SEED Expert Bernd Eggen answers:
There is an exponential (or logarithmic) dependency between viscosity n and temperature T, recall the formula:
where A and dEvis are constants specific for each liquid and R is the universal gas constant.
Also note, there is a conversion formula v = n/p with v being the kinematic viscosity and n the dynamic viscosity.
So plotting log(n) against 1/T (in Kelvin) gives a straight line, therefore the higher the temperature T, the smaller is 1/T and the lower is viscosity n of the liquid.
Also recall Hildebrand's formula, that viscosity is related to the ratio between free volume and occupied volume (Vo):
where B is another constant and V is the actual volume.
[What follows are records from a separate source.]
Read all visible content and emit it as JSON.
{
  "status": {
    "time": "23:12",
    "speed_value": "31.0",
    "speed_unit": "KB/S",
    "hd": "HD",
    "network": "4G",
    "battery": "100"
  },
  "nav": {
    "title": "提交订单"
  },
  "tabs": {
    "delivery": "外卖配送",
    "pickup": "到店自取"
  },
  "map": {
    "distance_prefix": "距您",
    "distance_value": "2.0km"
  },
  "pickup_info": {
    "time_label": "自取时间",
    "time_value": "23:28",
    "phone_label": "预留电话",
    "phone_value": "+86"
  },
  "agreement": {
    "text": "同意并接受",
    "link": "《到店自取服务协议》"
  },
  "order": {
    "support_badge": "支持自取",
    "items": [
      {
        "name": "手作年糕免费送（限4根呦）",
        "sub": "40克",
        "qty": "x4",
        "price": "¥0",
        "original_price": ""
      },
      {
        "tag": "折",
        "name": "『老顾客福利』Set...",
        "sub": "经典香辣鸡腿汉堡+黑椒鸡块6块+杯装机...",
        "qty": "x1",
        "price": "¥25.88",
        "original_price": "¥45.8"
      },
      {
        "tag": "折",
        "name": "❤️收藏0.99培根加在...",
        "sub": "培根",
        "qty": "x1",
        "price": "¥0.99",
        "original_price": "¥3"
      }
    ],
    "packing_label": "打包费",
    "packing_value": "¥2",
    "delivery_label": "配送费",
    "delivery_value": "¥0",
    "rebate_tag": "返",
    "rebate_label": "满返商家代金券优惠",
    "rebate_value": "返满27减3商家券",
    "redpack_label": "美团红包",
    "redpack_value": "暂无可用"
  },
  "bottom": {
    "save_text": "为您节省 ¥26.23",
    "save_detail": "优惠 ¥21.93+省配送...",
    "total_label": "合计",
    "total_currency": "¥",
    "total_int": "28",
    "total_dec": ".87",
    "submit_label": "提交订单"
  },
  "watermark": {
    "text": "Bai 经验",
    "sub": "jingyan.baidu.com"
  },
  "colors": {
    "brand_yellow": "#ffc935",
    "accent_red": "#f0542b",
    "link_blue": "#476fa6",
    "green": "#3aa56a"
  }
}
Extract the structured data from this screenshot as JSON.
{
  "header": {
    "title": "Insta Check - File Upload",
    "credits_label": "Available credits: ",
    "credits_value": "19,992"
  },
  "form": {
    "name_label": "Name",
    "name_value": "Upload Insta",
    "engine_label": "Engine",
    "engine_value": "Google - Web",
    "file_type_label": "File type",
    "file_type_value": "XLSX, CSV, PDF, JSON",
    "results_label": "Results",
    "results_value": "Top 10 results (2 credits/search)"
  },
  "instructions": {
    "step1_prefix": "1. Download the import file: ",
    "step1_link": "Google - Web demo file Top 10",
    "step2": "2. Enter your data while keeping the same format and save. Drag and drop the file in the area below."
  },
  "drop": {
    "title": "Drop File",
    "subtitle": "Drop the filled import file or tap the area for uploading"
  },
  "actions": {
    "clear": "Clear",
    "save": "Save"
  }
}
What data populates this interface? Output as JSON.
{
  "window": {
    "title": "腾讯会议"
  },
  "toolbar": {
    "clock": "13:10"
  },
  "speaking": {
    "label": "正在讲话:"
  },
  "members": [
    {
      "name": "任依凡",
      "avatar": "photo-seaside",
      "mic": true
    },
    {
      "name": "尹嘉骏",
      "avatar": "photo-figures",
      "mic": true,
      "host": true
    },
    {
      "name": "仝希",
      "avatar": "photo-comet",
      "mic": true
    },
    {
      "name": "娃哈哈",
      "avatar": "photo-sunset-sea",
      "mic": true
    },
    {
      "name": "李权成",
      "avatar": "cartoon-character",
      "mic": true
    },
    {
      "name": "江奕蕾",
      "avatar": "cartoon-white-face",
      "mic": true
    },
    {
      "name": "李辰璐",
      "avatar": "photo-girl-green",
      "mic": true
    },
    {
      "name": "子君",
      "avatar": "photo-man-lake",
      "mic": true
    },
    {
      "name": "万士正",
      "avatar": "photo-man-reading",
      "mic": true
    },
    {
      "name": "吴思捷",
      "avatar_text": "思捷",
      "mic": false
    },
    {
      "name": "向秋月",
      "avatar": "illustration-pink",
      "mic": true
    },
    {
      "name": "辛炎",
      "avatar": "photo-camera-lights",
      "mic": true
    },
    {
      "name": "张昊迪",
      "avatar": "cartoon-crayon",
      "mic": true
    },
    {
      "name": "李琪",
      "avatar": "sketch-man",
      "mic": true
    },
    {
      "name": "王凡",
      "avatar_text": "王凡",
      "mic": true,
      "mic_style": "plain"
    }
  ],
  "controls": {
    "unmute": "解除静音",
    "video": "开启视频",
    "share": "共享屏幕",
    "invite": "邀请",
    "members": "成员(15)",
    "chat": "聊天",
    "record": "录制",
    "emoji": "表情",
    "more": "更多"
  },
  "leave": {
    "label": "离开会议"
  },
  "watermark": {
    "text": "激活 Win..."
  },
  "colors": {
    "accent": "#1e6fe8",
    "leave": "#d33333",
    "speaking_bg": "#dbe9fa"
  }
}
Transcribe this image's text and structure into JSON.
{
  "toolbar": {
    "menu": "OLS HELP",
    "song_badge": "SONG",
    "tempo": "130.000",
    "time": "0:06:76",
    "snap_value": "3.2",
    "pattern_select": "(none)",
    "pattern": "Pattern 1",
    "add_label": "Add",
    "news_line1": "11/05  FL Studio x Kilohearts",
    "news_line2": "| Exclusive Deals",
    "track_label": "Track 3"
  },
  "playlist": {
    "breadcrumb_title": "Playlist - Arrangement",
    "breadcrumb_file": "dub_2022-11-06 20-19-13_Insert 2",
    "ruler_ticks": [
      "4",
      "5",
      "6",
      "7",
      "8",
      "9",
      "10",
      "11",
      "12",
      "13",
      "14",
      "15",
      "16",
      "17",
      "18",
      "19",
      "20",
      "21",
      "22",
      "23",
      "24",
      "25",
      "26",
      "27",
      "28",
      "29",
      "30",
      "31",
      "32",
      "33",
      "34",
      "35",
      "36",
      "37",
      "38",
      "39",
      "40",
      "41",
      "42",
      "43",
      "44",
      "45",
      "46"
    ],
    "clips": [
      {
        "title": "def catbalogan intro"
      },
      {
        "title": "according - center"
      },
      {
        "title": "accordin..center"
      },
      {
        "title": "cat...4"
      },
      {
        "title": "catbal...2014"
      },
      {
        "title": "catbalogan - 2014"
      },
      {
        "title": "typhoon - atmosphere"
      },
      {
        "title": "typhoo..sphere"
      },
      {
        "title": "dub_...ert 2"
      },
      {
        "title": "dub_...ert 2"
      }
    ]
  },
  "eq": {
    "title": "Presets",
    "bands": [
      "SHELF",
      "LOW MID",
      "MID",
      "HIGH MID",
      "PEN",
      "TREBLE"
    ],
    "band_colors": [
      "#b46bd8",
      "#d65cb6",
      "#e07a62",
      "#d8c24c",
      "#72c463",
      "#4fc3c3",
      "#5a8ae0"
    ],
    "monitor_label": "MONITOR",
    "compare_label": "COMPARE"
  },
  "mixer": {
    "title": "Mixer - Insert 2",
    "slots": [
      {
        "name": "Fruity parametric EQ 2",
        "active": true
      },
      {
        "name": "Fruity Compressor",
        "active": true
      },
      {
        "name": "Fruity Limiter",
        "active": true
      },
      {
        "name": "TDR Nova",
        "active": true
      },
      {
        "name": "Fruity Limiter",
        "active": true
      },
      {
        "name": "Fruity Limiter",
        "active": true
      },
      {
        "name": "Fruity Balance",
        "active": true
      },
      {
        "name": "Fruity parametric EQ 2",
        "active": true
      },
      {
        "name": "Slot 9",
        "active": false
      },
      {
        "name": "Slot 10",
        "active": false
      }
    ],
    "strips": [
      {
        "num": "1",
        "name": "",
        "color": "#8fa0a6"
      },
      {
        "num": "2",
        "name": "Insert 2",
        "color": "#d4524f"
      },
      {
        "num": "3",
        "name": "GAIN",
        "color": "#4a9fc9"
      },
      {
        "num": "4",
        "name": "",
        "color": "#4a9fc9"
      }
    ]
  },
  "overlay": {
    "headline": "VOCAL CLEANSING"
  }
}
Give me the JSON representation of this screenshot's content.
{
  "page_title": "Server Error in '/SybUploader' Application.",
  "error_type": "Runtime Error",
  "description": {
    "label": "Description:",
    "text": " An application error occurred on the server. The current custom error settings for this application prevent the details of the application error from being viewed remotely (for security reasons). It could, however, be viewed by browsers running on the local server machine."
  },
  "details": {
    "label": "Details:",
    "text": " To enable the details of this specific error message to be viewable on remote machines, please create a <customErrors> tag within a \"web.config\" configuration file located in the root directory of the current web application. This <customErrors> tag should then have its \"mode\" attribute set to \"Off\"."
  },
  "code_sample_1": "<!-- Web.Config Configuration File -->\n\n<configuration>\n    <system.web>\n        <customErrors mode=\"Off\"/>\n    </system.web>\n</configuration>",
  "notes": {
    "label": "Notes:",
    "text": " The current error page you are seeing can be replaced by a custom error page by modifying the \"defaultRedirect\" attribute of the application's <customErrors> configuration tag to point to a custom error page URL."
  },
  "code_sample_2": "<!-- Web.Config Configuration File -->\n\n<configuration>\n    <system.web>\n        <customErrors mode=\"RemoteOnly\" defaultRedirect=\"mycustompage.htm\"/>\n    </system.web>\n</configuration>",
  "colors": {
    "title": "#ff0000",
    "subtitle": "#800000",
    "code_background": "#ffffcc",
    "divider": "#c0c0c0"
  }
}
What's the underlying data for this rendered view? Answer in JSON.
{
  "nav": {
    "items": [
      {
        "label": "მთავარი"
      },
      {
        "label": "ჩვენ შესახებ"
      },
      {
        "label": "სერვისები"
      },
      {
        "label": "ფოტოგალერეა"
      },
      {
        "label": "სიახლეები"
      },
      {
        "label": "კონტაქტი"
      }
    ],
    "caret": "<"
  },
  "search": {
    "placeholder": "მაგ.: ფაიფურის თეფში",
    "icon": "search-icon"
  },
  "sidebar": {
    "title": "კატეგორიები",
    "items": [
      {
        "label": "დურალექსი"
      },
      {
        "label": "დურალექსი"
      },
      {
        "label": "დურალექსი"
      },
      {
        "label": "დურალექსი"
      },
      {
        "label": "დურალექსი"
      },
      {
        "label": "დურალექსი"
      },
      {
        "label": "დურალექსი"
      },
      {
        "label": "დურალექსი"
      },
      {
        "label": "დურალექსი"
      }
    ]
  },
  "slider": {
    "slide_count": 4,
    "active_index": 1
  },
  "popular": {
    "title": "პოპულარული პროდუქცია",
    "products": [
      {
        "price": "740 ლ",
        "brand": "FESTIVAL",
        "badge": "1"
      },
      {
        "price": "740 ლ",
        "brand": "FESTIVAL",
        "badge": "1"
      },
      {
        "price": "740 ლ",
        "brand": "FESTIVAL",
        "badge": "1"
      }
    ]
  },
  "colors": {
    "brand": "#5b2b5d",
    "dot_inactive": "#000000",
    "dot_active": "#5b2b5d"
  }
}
Note that in latter formula, the temperature is implicitly represented in the volume V as most liquids expand when heated.